Salesforce chairman and co-CEO Marc Benioff has dedicated a lot of energy, and money, to the homeless crisis in his hometown of San Francisco. In 2018, he poured $2 million into the Proposition C ballot initiative campaign for a new business tax that promises to raise around a quarter billion dollars per year for housing and homeless assistance. (It passed, but has been tied up in the courts.)
Today, he and his wife, Lynne Benioff, have pledged $30 million to create a new program at the University of California San Francisco focused on studying causes of and possible solutions to homelessness across the country. (This comes on top of about $30 million donated to other housing projects, such as $6.1 million last November to lease a renovated hotel.)
It’s a common joke in public policy to say something like: What this urgent problem really needs is … another study. And at least some aspects of the homeless crisis in San Francisco and other U.S. cities are obvious. The rent is too damn high–due to an influx of well-off people bidding off constrained housing stock. Growing income inequality exacerbates the problem.
“We know for sure that the solution to this crisis is going to involve a massive investment in deeply affordable housing or subsidized housing. We don’t need to do research on that,” says Margot Kushel, director of UCSF’s Center for Vulnerable Populations, and now also director of its Benioff Homelessness and Housing Initiative.
But details of solutions are still foggy, she says. Rent subsidies can keep people from falling into homelessness in the first place, for instance; but it’s not obvious which people are most at risk and the best candidates for aid.
There’s also more need to understand subsets of homeless people, says Sam Lew, policy director at the nonprofit Coalition on Homelessness in San Francisco. (The Coalition is unaffiliated with the Benioff Initiative. Lew learned of it the same day I did–yesterday.) “We have very little data on undocumented [immigrants] who are homeless or LGBTQ-identifying people who are homeless, or other marginalized populations,” says Lew. (There’s now a generational split, too, says Kushel, between homeless people in their 30s and 40s and a new elderly contingent.)

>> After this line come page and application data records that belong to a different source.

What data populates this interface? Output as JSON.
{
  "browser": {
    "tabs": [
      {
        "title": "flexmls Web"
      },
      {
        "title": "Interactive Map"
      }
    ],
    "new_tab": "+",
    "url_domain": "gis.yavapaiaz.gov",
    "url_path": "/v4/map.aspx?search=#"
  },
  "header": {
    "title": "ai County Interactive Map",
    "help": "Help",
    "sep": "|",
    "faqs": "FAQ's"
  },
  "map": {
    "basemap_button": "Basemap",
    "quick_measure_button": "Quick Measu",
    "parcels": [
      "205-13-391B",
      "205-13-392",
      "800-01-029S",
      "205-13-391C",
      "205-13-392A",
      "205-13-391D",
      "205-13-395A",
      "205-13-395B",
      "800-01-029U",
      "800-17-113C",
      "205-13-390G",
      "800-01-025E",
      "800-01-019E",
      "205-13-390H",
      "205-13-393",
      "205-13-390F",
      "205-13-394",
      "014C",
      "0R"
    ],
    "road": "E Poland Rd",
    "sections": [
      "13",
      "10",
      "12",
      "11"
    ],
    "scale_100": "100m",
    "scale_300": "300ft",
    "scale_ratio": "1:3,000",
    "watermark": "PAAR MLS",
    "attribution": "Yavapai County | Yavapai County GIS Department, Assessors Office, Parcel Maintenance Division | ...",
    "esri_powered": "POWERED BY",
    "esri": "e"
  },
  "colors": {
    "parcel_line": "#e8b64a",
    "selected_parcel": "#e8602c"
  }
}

The coalition is preparing its own research project, together with San Francisco State University and UC Berkeley, to survey the shelter, mental health, and substance abuse treatment systems used by the homeless and those at risk of homelessness.
But Lew knows and values Kushel’s work, such as research showing that homeless people in their 50s have health problems like the general population in their 70s and 80s. Data like that bolster the case for better assistance programs and funding, says Lew.
Making information more accessible is a goal for the Benioff Initiative, says Kushel. That can be a combination of conducting new research, evaluating other research, and presenting data in a user-friendly way for the public, journalists, politicians, and program managers. The goal, she says, is that, “when they act, they can act with confidence, and they can make sure they’re spending the money the best way possible.”
There are reasons for optimism already. “Of the [homeless] people who get engaged with permanent supportive housing, about 85% stay housed long term,” says Kushel. But that statistic raises new questions. How many people never make it into those support programs in the first place, and why? And of those who do get help, “How about the other 15%?” says Kushel “What do we need to do to get them to safety?”